Rainbow Rowell’s teen debut, Eleanor & Park is a story about first love, not fitting in during high school, punk rock, and comic books. Eleanor is a self-described chubby, curly-haired, redhead, who is teased mercilessly by her schoolmates. She has an even worse home life. Park, a half-Korean teenage punk rock fan, feels like he doesn’t fit into their town. They meet on the first day of school in 1986 when Park takes pity on Eleanor and lets her sit next to him on the bus.
For weeks, the two don’t speak a single word to each other as they ride to and from school, until Park realizes that Eleanor is reading his comic books over his shoulder. He begins paying attention to which ones she seems to like, and brings more for her to borrow. They read in silence on the bus, and she devours the borrowed comic books at home. Weeks later, Park breaks the silence, asking about the song lyrics she has written all over her notebooks. Eleanor confesses that she’s never heard any of these bands, and the lyrics are from songs she’d like to hear. So he makes her mix tapes and lends her his Walkman since she can’t afford one, let alone the batteries to keep it running. Once the silence is broken, they never stop talking; talking progresses to hand-holding, and that turns into love that readers see grow throughout the novel.
Park becomes Eleanor’s escape from her home life, and she becomes his from small-town America. Rainbow Rowell’s story about two misfits falling in love amidst the music and comic books of the late 1980s is a romantic, yet realistic novel. Older teens, new adults, and those whose adolescence took place in that era are all sure to enjoy it.
Many of us wish that we could have a “do-over” in our lives. That’s exactly the opportunity that the heroines of these two new novels receive with interesting results. Jen Lancaster’s Here I Go Again is a hilarious trip back to the future. In high school, Lissy Ryder was the ultimate mean girl. Now, she is returning to her 20th reunion under less than desirable circumstances. Over the past few months, her husband left her, and she lost her job. Unemployment, combined with astronomical credit card debt required to keep up her lifestyle, has resulted in Lissy being forced to move back home with her parents. She goes to the reunion, and the way she treated people in high school comes back to haunt her. When she gets a chance to go back to 1991 and change her life, Lissy tries to make things right, but she finds that her actions have unexpected results in the present. Fans of Lancaster’s memoirs will recognize her fast-paced, chatty writing style and ubiquitous pop culture references.

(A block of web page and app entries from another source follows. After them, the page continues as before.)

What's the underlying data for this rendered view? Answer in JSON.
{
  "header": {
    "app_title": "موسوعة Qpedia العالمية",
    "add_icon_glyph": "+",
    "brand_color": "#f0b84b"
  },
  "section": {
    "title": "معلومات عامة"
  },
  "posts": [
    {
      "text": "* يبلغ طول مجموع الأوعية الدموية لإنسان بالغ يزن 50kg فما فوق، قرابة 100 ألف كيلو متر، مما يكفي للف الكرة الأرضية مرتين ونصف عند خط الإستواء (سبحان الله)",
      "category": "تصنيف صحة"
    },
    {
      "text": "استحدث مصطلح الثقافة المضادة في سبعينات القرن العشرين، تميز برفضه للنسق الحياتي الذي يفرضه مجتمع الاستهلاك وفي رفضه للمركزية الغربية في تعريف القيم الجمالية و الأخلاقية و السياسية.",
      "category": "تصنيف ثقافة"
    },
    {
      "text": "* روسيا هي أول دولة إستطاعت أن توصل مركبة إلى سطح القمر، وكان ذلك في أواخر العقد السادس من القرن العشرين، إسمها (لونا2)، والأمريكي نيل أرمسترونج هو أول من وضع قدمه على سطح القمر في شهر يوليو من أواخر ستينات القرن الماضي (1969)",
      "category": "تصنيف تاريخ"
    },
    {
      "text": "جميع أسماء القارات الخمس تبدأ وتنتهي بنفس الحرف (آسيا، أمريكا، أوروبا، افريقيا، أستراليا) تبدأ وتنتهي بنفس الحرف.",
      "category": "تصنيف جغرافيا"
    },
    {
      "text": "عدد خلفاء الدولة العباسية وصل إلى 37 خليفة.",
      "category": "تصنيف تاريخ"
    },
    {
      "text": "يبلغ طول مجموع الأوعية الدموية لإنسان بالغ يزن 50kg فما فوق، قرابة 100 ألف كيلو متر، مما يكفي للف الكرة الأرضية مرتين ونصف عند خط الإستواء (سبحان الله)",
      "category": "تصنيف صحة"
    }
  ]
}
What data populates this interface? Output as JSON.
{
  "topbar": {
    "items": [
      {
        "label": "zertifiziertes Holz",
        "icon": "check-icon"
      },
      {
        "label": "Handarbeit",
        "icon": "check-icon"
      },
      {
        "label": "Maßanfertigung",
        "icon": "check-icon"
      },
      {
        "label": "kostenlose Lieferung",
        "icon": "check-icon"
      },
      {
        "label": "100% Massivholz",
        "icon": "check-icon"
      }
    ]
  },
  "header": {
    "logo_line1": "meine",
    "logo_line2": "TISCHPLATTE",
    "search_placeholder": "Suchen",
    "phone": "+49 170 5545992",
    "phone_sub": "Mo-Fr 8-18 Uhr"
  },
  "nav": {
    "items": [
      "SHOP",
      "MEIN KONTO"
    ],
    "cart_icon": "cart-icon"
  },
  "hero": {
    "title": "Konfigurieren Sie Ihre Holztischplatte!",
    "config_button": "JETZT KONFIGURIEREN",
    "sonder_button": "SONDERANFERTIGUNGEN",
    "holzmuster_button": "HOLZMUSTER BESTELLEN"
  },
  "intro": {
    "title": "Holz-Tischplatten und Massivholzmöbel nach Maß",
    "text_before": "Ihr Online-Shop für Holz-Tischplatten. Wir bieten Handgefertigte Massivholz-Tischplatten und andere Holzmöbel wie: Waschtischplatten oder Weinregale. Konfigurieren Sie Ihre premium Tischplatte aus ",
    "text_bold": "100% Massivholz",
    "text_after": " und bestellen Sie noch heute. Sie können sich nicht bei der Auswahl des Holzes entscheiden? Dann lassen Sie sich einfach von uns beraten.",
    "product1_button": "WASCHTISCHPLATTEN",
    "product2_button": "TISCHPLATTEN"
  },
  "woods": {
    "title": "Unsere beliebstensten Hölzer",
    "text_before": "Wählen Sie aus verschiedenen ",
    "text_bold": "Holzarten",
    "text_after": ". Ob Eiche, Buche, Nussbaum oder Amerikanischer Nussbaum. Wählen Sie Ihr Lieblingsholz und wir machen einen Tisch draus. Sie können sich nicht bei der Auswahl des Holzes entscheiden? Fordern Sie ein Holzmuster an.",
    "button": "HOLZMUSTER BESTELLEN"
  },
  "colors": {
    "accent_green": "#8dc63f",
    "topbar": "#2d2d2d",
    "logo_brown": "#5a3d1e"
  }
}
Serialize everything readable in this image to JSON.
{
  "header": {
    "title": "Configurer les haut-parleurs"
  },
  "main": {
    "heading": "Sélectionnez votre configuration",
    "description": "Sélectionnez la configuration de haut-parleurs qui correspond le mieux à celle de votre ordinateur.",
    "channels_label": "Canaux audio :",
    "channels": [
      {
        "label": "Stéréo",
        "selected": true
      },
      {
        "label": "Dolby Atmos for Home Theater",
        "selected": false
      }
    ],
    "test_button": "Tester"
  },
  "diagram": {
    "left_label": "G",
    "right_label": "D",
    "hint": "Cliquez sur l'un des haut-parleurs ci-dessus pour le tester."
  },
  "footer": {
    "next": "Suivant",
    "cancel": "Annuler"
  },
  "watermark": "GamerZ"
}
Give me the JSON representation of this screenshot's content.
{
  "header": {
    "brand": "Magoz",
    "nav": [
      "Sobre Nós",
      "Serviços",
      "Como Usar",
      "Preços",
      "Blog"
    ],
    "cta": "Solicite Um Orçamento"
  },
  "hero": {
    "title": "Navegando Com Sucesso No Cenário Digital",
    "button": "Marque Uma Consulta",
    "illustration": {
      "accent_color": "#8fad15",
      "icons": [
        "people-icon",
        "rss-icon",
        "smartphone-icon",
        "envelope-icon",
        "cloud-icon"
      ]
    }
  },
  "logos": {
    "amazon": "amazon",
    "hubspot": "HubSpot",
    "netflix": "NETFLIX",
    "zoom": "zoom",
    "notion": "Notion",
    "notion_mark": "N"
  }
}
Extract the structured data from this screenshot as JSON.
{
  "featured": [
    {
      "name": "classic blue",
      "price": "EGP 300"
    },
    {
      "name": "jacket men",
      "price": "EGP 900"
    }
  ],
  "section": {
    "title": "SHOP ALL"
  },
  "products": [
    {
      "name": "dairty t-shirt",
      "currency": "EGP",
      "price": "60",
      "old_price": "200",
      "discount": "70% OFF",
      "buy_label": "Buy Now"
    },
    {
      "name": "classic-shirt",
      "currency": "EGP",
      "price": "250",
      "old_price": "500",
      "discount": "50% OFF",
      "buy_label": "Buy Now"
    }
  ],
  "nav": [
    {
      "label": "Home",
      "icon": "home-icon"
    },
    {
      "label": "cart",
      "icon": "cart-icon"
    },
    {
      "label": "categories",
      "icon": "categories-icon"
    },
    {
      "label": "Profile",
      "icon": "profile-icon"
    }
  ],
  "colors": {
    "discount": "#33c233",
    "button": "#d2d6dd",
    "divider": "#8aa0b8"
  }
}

In Allie Larkin’s Why Can’t I Be You, heroine Jenny Shaw’s life is a mess. Although her boyfriend dumps her at the airport and runs away with her luggage in the trunk of his car, she still gets on a plane for a business trip to Seattle. At her hotel, someone calls her Jessie from across the lobby. On a whim, Jenny answers. Soon she finds herself pretending to be Jessie Morgan, a long-lost classmate in town for her high school reunion. As she gets to know Jessie’s high school friends, Jenny sees the kind of friendship she longs for in her own life. Pretending to be the free-spirited, wild child Jessie, Jenny is able to open up and try things she never would have as herself. Eventually, Jenny realizes that when she’s being Jessie, she’s more true to herself than ever. Why Can’t I Be You is a story of finding yourself in the last place you would have expected. Larkin is an exciting new voice in chick lit, bringing readers strong characters and stories with real heart.